Supporting employees' financial wellbeing, what can and should employers do?

Newsletter articles

20 Dec 2016

 HR Insight Issue 23

Catherine Rickard

Catherine Rickard, Senior Research Fellow

The need to support and protect the financial wellbeing of employees has grown in prominence in recent times, as sizeable groups of people are struggling with financial difficulties [1] driven by depressed wages [2], rising education and housing costs, and challenges in achieving adequate pension pots. There is a growing body of evidence that shows that poor employee financial wellbeing impacts on health in terms of poor psychological wellbeing, higher stress and anxiety levels [3], and lower levels of good health [4]. In turn, this affects productivity in terms of poorer job performance, short-term decisionmaking[5], reduced concentration, lower productivity and absenteeism [6].

Poor financial wellbeing can occur across all employee segments regardless of age, occupation or income level, and research shows that many employees are receptive to employer support and are interested in receiving guidance from their employers about financial issues. Some employers are wary of offering financial advice to their employees because of liability concerns and lack of understanding about when general forms of support become regulated advice, but there are many ways employers can provide support without legal exposure.

Throughout the year IES has been working with the Chartered Institute for Personnel and Development to develop resources for HR practitioners to help them support employees to make good decisions and improve their financial wellbeing. This will include evidence on the business case for supporting financial wellbeing, and practical guidance employers can use and adapt to create an effective approach to policy development and implementation.

To create the guidance, we drew on evidence gathered from the literature on financial wellbeing using insights from economics, individual/ organisational psychology, health and behavioural science literature and workshops conducted with experts in financial wellbeing. We have produced three reports which will be of interest to employers and HR professionals, but also to policy-makers, benefit advisers and providers, and money charities:

Employee financial wellbeing: why it’s important – introduces the concept of employee financial well-being and collates key information about the poor state of financial well-being in the UK working population.

Employee financial wellbeing: practical guidance – for practical advice on supporting employee financial wellbeing, including how to find out the type and scale of financial well-being problems in an organisation; building the business case to gain support from managers and colleagues to take action; possible action areas, tailored by common organisational contexts, needs and priorities; and how to measure and evaluate whether actions are making a difference.

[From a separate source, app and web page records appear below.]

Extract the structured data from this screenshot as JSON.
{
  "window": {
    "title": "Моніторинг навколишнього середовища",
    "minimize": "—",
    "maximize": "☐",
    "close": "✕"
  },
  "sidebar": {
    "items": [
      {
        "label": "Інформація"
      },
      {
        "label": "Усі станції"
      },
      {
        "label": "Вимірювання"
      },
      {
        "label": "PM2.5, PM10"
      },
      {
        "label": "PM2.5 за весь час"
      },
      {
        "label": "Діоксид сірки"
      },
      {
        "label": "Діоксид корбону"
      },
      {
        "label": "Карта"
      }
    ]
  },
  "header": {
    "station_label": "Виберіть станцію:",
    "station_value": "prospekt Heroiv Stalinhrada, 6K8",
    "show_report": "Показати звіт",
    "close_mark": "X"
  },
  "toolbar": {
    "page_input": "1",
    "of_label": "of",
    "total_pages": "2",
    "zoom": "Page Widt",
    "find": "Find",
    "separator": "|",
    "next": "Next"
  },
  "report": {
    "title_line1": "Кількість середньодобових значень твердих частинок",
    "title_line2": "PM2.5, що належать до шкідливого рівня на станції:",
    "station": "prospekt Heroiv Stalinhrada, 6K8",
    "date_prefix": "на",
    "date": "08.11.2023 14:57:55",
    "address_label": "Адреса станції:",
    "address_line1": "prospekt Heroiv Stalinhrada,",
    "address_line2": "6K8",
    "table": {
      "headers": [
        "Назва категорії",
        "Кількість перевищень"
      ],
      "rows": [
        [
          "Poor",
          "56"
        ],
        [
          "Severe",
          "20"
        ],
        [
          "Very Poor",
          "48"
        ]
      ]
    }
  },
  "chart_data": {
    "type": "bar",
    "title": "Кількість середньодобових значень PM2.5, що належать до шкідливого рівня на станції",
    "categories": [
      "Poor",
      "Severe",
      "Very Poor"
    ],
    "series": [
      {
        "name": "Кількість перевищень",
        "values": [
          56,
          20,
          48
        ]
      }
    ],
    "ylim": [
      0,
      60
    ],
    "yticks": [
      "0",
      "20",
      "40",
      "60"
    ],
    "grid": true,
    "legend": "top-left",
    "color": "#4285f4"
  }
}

Employee financial well-being: behavioural insights – for advice drawn from behavioural insights on how to engage with different sections of the workforce concerning financial well-being.

These reports will be accessible via the IES and CIPD websites in the New Year.

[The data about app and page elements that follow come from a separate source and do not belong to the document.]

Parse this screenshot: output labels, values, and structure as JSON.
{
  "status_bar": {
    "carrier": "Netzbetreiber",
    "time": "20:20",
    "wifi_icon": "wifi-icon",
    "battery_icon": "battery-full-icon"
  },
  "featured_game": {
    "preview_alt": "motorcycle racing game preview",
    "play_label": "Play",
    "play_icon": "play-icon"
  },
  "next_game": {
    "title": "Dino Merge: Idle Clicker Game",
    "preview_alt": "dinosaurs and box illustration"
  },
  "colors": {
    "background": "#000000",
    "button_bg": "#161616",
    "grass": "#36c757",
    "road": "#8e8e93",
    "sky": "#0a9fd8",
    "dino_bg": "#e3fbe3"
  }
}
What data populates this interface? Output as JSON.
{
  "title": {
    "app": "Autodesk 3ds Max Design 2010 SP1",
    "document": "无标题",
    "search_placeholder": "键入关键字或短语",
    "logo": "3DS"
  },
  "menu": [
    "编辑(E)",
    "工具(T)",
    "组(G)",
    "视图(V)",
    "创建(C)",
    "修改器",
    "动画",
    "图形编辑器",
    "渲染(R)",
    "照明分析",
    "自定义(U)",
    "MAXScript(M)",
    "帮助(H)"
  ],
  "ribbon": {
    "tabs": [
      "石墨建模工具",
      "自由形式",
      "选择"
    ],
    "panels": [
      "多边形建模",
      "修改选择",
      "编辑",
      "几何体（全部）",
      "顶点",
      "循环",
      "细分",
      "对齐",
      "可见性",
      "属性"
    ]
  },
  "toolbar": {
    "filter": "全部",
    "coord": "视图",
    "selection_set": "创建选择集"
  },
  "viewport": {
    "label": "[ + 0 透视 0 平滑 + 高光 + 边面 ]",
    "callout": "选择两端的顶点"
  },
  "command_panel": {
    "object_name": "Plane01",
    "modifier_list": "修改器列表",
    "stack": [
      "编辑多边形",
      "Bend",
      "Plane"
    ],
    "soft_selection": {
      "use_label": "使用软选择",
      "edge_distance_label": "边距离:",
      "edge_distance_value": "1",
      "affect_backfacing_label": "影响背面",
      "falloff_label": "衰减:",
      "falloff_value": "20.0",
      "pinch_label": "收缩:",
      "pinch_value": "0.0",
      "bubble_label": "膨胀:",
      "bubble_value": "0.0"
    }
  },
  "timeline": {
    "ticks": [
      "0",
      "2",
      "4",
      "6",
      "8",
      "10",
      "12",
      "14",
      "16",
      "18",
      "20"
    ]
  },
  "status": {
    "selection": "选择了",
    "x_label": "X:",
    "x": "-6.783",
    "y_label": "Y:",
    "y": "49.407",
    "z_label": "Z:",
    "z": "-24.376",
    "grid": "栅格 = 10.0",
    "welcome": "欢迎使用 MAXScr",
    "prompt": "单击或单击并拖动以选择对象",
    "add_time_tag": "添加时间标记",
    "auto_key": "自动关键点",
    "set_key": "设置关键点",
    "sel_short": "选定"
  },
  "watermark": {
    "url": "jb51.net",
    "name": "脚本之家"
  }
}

[1] Fincap (2016), Financial Capability Survey, Financial Capability Strategy for the UK

[2] OECD (2015), OECD Economic Surveys, February 2015 Overview, OECD

[3] Neyber (2016), ‘The DNA of Financial WellbeingSummary Report 2016: NHS And Healthcare, Neyber

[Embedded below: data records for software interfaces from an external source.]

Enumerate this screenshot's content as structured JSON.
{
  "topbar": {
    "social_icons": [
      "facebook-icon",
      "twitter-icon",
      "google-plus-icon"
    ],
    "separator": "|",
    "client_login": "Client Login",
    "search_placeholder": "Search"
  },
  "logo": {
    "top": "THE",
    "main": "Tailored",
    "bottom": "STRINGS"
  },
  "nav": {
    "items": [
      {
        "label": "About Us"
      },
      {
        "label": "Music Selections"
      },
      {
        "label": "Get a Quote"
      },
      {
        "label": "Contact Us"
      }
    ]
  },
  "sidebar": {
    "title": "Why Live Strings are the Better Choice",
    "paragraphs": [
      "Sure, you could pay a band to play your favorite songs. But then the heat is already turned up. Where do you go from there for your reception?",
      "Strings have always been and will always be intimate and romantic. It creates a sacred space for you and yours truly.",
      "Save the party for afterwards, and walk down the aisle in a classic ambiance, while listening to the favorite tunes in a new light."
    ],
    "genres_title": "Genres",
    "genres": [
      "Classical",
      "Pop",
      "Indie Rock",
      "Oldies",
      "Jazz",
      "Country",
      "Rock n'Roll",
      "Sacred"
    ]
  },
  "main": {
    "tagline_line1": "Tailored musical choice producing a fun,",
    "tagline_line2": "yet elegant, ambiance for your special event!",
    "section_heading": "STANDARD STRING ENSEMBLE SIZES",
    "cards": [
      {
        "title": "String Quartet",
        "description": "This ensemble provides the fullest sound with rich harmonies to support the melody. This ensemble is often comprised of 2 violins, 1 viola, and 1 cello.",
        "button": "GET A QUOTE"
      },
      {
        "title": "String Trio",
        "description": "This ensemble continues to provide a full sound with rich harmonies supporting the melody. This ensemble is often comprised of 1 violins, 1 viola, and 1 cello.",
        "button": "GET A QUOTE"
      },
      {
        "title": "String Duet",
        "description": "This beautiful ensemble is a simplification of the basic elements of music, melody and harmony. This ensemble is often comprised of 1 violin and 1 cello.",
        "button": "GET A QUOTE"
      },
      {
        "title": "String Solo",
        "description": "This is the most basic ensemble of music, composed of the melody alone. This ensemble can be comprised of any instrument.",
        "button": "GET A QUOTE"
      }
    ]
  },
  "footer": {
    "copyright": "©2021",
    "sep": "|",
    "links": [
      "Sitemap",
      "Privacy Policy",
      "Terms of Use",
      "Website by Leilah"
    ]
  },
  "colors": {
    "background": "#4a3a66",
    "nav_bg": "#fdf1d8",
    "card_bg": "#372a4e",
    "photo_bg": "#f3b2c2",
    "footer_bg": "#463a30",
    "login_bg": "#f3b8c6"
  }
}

[4] Willis Towers Watson (2016), Global Benefit Attitudes Survey 2015/16, Willis Towers Watson

[5] Haushofer J, Fehr E (2014), ‘On the psychology of poverty’, Science, Vol. 344, pp. 862-867

[6] Neyber (2016), ‘The DNA of Financial Wellbeing’ Summary Report 2016: NHS And Healthcare, Neyber